====== Records to use

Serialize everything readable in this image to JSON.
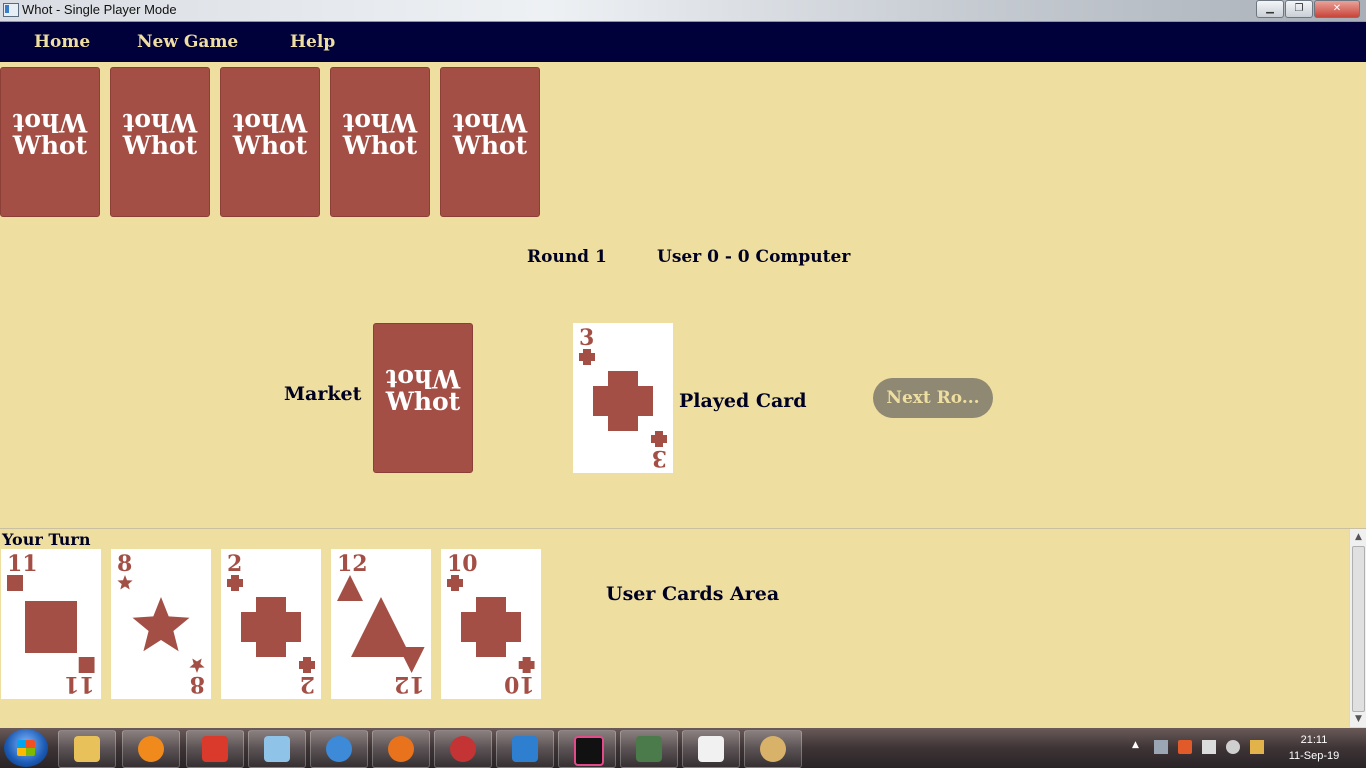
{
  "window": {
    "title": "Whot - Single Player Mode",
    "minimize": "▁",
    "maximize": "❐",
    "close": "✕"
  },
  "menu": {
    "home": "Home",
    "new_game": "New Game",
    "help": "Help"
  },
  "card_back": {
    "logo": "Whot"
  },
  "computer_hand": {
    "count": 5
  },
  "status": {
    "round": "Round 1",
    "score": "User 0 - 0 Computer"
  },
  "market": {
    "label": "Market"
  },
  "played": {
    "label": "Played Card",
    "number": "3",
    "shape": "cross"
  },
  "next_round": {
    "label": "Next Ro..."
  },
  "user": {
    "turn_label": "Your Turn",
    "area_label": "User Cards Area",
    "cards": [
      {
        "number": "11",
        "shape": "square"
      },
      {
        "number": "8",
        "shape": "star"
      },
      {
        "number": "2",
        "shape": "cross"
      },
      {
        "number": "12",
        "shape": "triangle"
      },
      {
        "number": "10",
        "shape": "cross"
      }
    ]
  },
  "clock": {
    "time": "21:11",
    "date": "11-Sep-19"
  },
  "colors": {
    "background": "#EEDEA0",
    "menu": "#00003A",
    "card_red": "#A34F45",
    "button": "#8F8974"
  }
}
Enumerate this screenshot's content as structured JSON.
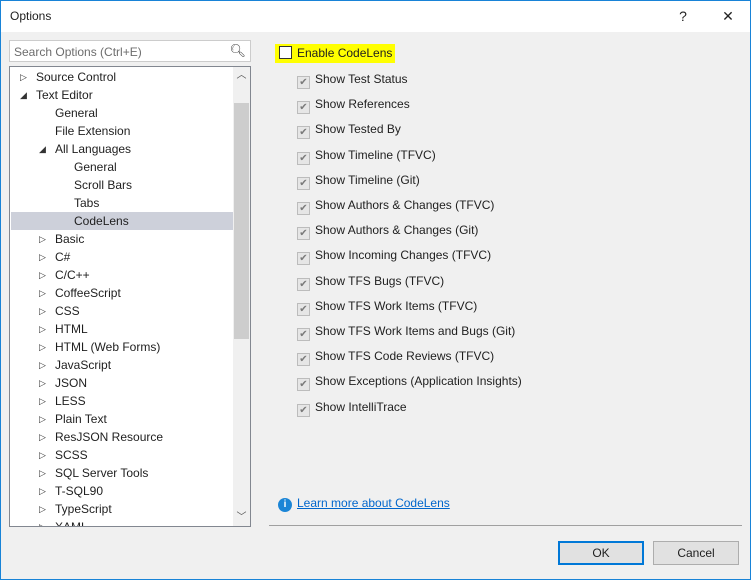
{
  "window": {
    "title": "Options",
    "help": "?",
    "close": "✕"
  },
  "search": {
    "placeholder": "Search Options (Ctrl+E)",
    "icon": "search-icon"
  },
  "tree": [
    {
      "label": "Source Control",
      "level": 0,
      "expander": "collapsed"
    },
    {
      "label": "Text Editor",
      "level": 0,
      "expander": "expanded"
    },
    {
      "label": "General",
      "level": 1,
      "expander": "none"
    },
    {
      "label": "File Extension",
      "level": 1,
      "expander": "none"
    },
    {
      "label": "All Languages",
      "level": 1,
      "expander": "expanded"
    },
    {
      "label": "General",
      "level": 2,
      "expander": "none"
    },
    {
      "label": "Scroll Bars",
      "level": 2,
      "expander": "none"
    },
    {
      "label": "Tabs",
      "level": 2,
      "expander": "none"
    },
    {
      "label": "CodeLens",
      "level": 2,
      "expander": "none",
      "selected": true
    },
    {
      "label": "Basic",
      "level": 1,
      "expander": "collapsed"
    },
    {
      "label": "C#",
      "level": 1,
      "expander": "collapsed"
    },
    {
      "label": "C/C++",
      "level": 1,
      "expander": "collapsed"
    },
    {
      "label": "CoffeeScript",
      "level": 1,
      "expander": "collapsed"
    },
    {
      "label": "CSS",
      "level": 1,
      "expander": "collapsed"
    },
    {
      "label": "HTML",
      "level": 1,
      "expander": "collapsed"
    },
    {
      "label": "HTML (Web Forms)",
      "level": 1,
      "expander": "collapsed"
    },
    {
      "label": "JavaScript",
      "level": 1,
      "expander": "collapsed"
    },
    {
      "label": "JSON",
      "level": 1,
      "expander": "collapsed"
    },
    {
      "label": "LESS",
      "level": 1,
      "expander": "collapsed"
    },
    {
      "label": "Plain Text",
      "level": 1,
      "expander": "collapsed"
    },
    {
      "label": "ResJSON Resource",
      "level": 1,
      "expander": "collapsed"
    },
    {
      "label": "SCSS",
      "level": 1,
      "expander": "collapsed"
    },
    {
      "label": "SQL Server Tools",
      "level": 1,
      "expander": "collapsed"
    },
    {
      "label": "T-SQL90",
      "level": 1,
      "expander": "collapsed"
    },
    {
      "label": "TypeScript",
      "level": 1,
      "expander": "collapsed"
    },
    {
      "label": "XAML",
      "level": 1,
      "expander": "collapsed"
    }
  ],
  "codelens": {
    "enable_label": "Enable CodeLens",
    "enabled": false,
    "highlight_color": "#ffff00",
    "options": [
      {
        "label": "Show Test Status",
        "checked": true
      },
      {
        "label": "Show References",
        "checked": true
      },
      {
        "label": "Show Tested By",
        "checked": true
      },
      {
        "label": "Show Timeline (TFVC)",
        "checked": true
      },
      {
        "label": "Show Timeline (Git)",
        "checked": true
      },
      {
        "label": "Show Authors & Changes (TFVC)",
        "checked": true
      },
      {
        "label": "Show Authors & Changes (Git)",
        "checked": true
      },
      {
        "label": "Show Incoming Changes (TFVC)",
        "checked": true
      },
      {
        "label": "Show TFS Bugs (TFVC)",
        "checked": true
      },
      {
        "label": "Show TFS Work Items (TFVC)",
        "checked": true
      },
      {
        "label": "Show TFS Work Items and Bugs (Git)",
        "checked": true
      },
      {
        "label": "Show TFS Code Reviews (TFVC)",
        "checked": true
      },
      {
        "label": "Show Exceptions (Application Insights)",
        "checked": true
      },
      {
        "label": "Show IntelliTrace",
        "checked": true
      }
    ],
    "learn_more": "Learn more about CodeLens"
  },
  "buttons": {
    "ok": "OK",
    "cancel": "Cancel"
  }
}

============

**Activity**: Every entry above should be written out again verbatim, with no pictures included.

**Task solution**:
Serialize everything readable in this image to JSON.
{
  "window": {
    "title": "Whot - Single Player Mode",
    "minimize": "▁",
    "maximize": "❐",
    "close": "✕"
  },
  "menu": {
    "home": "Home",
    "new_game": "New Game",
    "help": "Help"
  },
  "card_back": {
    "logo": "Whot"
  },
  "computer_hand": {
    "count": 5
  },
  "status": {
    "round": "Round 1",
    "score": "User 0 - 0 Computer"
  },
  "market": {
    "label": "Market"
  },
  "played": {
    "label": "Played Card",
    "number": "3",
    "shape": "cross"
  },
  "next_round": {
    "label": "Next Ro..."
  },
  "user": {
    "turn_label": "Your Turn",
    "area_label": "User Cards Area",
    "cards": [
      {
        "number": "11",
        "shape": "square"
      },
      {
        "number": "8",
        "shape": "star"
      },
      {
        "number": "2",
        "shape": "cross"
      },
      {
        "number": "12",
        "shape": "triangle"
      },
      {
        "number": "10",
        "shape": "cross"
      }
    ]
  },
  "clock": {
    "time": "21:11",
    "date": "11-Sep-19"
  },
  "colors": {
    "background": "#EEDEA0",
    "menu": "#00003A",
    "card_red": "#A34F45",
    "button": "#8F8974"
  }
}
Enumerate this screenshot's content as structured JSON.
{
  "window": {
    "title": "Options",
    "help": "?",
    "close": "✕"
  },
  "search": {
    "placeholder": "Search Options (Ctrl+E)",
    "icon": "search-icon"
  },
  "tree": [
    {
      "label": "Source Control",
      "level": 0,
      "expander": "collapsed"
    },
    {
      "label": "Text Editor",
      "level": 0,
      "expander": "expanded"
    },
    {
      "label": "General",
      "level": 1,
      "expander": "none"
    },
    {
      "label": "File Extension",
      "level": 1,
      "expander": "none"
    },
    {
      "label": "All Languages",
      "level": 1,
      "expander": "expanded"
    },
    {
      "label": "General",
      "level": 2,
      "expander": "none"
    },
    {
      "label": "Scroll Bars",
      "level": 2,
      "expander": "none"
    },
    {
      "label": "Tabs",
      "level": 2,
      "expander": "none"
    },
    {
      "label": "CodeLens",
      "level": 2,
      "expander": "none",
      "selected": true
    },
    {
      "label": "Basic",
      "level": 1,
      "expander": "collapsed"
    },
    {
      "label": "C#",
      "level": 1,
      "expander": "collapsed"
    },
    {
      "label": "C/C++",
      "level": 1,
      "expander": "collapsed"
    },
    {
      "label": "CoffeeScript",
      "level": 1,
      "expander": "collapsed"
    },
    {
      "label": "CSS",
      "level": 1,
      "expander": "collapsed"
    },
    {
      "label": "HTML",
      "level": 1,
      "expander": "collapsed"
    },
    {
      "label": "HTML (Web Forms)",
      "level": 1,
      "expander": "collapsed"
    },
    {
      "label": "JavaScript",
      "level": 1,
      "expander": "collapsed"
    },
    {
      "label": "JSON",
      "level": 1,
      "expander": "collapsed"
    },
    {
      "label": "LESS",
      "level": 1,
      "expander": "collapsed"
    },
    {
      "label": "Plain Text",
      "level": 1,
      "expander": "collapsed"
    },
    {
      "label": "ResJSON Resource",
      "level": 1,
      "expander": "collapsed"
    },
    {
      "label": "SCSS",
      "level": 1,
      "expander": "collapsed"
    },
    {
      "label": "SQL Server Tools",
      "level": 1,
      "expander": "collapsed"
    },
    {
      "label": "T-SQL90",
      "level": 1,
      "expander": "collapsed"
    },
    {
      "label": "TypeScript",
      "level": 1,
      "expander": "collapsed"
    },
    {
      "label": "XAML",
      "level": 1,
      "expander": "collapsed"
    }
  ],
  "codelens": {
    "enable_label": "Enable CodeLens",
    "enabled": false,
    "highlight_color": "#ffff00",
    "options": [
      {
        "label": "Show Test Status",
        "checked": true
      },
      {
        "label": "Show References",
        "checked": true
      },
      {
        "label": "Show Tested By",
        "checked": true
      },
      {
        "label": "Show Timeline (TFVC)",
        "checked": true
      },
      {
        "label": "Show Timeline (Git)",
        "checked": true
      },
      {
        "label": "Show Authors & Changes (TFVC)",
        "checked": true
      },
      {
        "label": "Show Authors & Changes (Git)",
        "checked": true
      },
      {
        "label": "Show Incoming Changes (TFVC)",
        "checked": true
      },
      {
        "label": "Show TFS Bugs (TFVC)",
        "checked": true
      },
      {
        "label": "Show TFS Work Items (TFVC)",
        "checked": true
      },
      {
        "label": "Show TFS Work Items and Bugs (Git)",
        "checked": true
      },
      {
        "label": "Show TFS Code Reviews (TFVC)",
        "checked": true
      },
      {
        "label": "Show Exceptions (Application Insights)",
        "checked": true
      },
      {
        "label": "Show IntelliTrace",
        "checked": true
      }
    ],
    "learn_more": "Learn more about CodeLens"
  },
  "buttons": {
    "ok": "OK",
    "cancel": "Cancel"
  }
}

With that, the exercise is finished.